Hey Simply Insiders, we have a sweet guest post today from our friends Jake and Melissa Kircher. Read up!
Whatever you call it: volunteering, serving, a two-for-one, ministering, or just plain old helping out…the spouse of a youth pastor is often expected to jump into the ministry world with both feet. Sometimes this works well for a couple, and their marriage thrives in this type of environment. But there are also plenty of spouses who feel forced into youth ministry roles that don’t mesh with their personalities, talents, and/or spiritual gifts.
So does the spouse of a youth pastor have to serve in the youth group?
Well no. And yes. No, you don’t have to be the volunteer equivalent of your youth pastor spouse, but you do need to fully support their ministry. You’re in this marriage thing together, and so you must be in agreement about major life goals and decisions. And as any youth pastor will tell you: Youth ministry is a way of life!
What does this mean practically? It means that each spouse has unique gifts, talents, and abilities and should use them accordingly. If the non-ministry spouse doesn’t feel they are supposed to work with youth, this should be communicated to church leadership. The spouse can then integrate into the church in a different area. The church’s governing bodies must support this, or it will lead to numerous issues both in the ministry and in your marriage. Take it from us; we learned this lesson the hard way.
But the non-ministry spouse should be supportive of the youth group—even if he or she isn’t a regular volunteer. They need to be on board with the job and all of its ever-changing demands, quirky hours, and challenging students. These kids will be a part of your life as a married couple, no matter what, and just because you’re not a youth leader doesn’t mean that you can check out of church life. Figure out ways that you can interact with youth groupers and also be yourself. Maybe this means mentoring one girl or boy. Maybe it means bringing your own children with you to youth group once a month. Or simply having a teenager and his/her family over for dinner when the opportunity arises.

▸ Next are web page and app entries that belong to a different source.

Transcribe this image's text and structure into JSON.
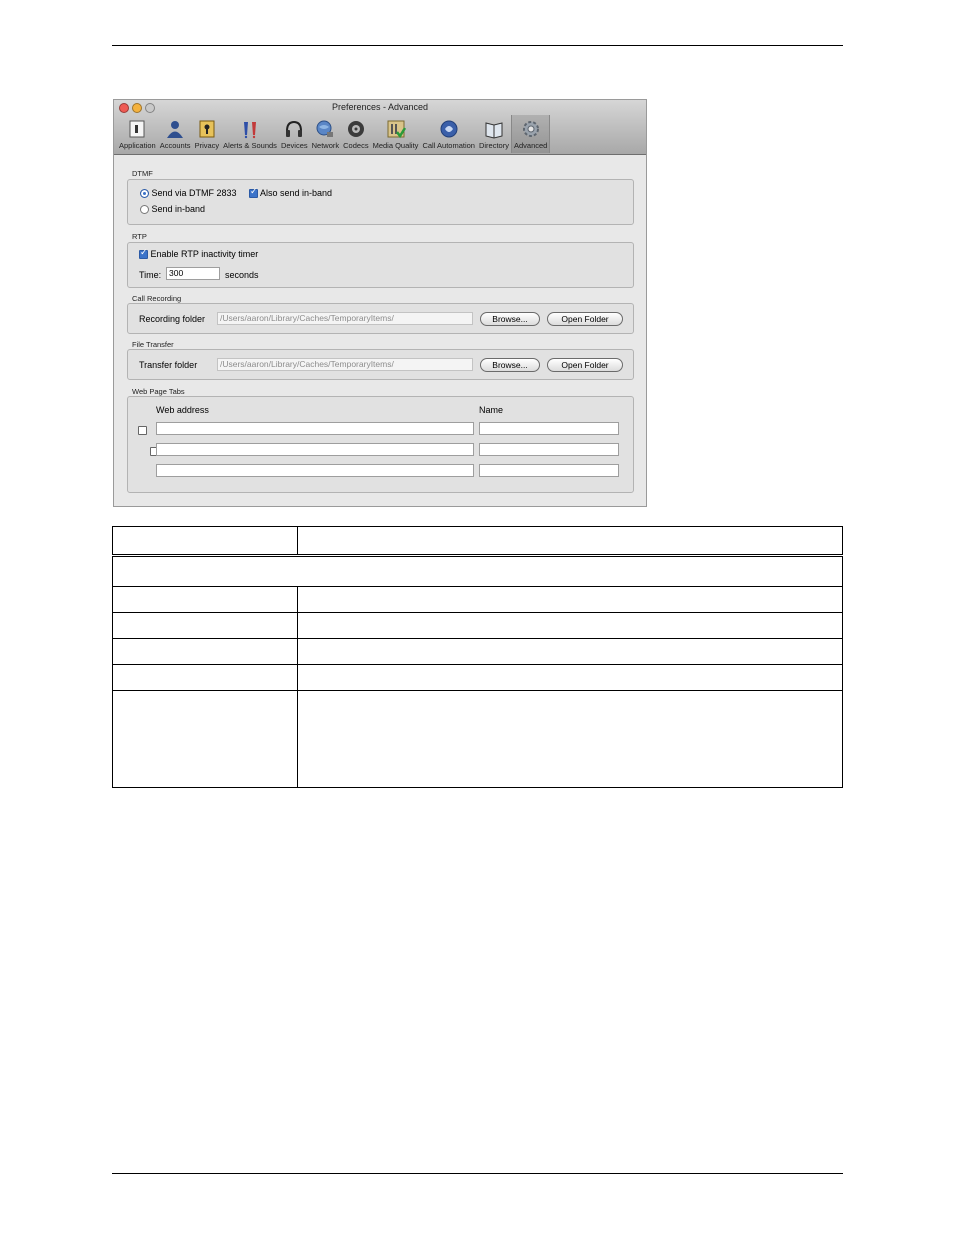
{
  "window": {
    "title": "Preferences - Advanced",
    "traffic_light_colors": [
      "#ee5a53",
      "#f4b23f",
      "#c9c9c9"
    ],
    "toolbar": [
      {
        "label": "Application",
        "icon": "application-icon"
      },
      {
        "label": "Accounts",
        "icon": "accounts-icon"
      },
      {
        "label": "Privacy",
        "icon": "privacy-icon"
      },
      {
        "label": "Alerts & Sounds",
        "icon": "alerts-sounds-icon"
      },
      {
        "label": "Devices",
        "icon": "headset-icon"
      },
      {
        "label": "Network",
        "icon": "network-icon"
      },
      {
        "label": "Codecs",
        "icon": "codecs-icon"
      },
      {
        "label": "Media Quality",
        "icon": "media-quality-icon"
      },
      {
        "label": "Call Automation",
        "icon": "call-automation-icon"
      },
      {
        "label": "Directory",
        "icon": "directory-icon"
      },
      {
        "label": "Advanced",
        "icon": "gear-icon",
        "active": true
      }
    ]
  },
  "dtmf": {
    "label": "DTMF",
    "send_via_2833": "Send via DTMF 2833",
    "also_send_inband": "Also send in-band",
    "send_inband": "Send in-band"
  },
  "rtp": {
    "label": "RTP",
    "enable_timer": "Enable RTP inactivity timer",
    "time_label": "Time:",
    "time_value": "300",
    "seconds": "seconds"
  },
  "call_recording": {
    "label": "Call Recording",
    "folder_label": "Recording folder",
    "folder_path": "/Users/aaron/Library/Caches/TemporaryItems/",
    "browse": "Browse...",
    "open_folder": "Open Folder"
  },
  "file_transfer": {
    "label": "File Transfer",
    "folder_label": "Transfer folder",
    "folder_path": "/Users/aaron/Library/Caches/TemporaryItems/",
    "browse": "Browse...",
    "open_folder": "Open Folder"
  },
  "web_tabs": {
    "label": "Web Page Tabs",
    "col_address": "Web address",
    "col_name": "Name"
  }
}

You have to be yourself, even if that’s not a youth worker. But you also have to love, support, and embrace the fact that youth ministry will definitely be a part of your life.
-Jake and Melissa Kircher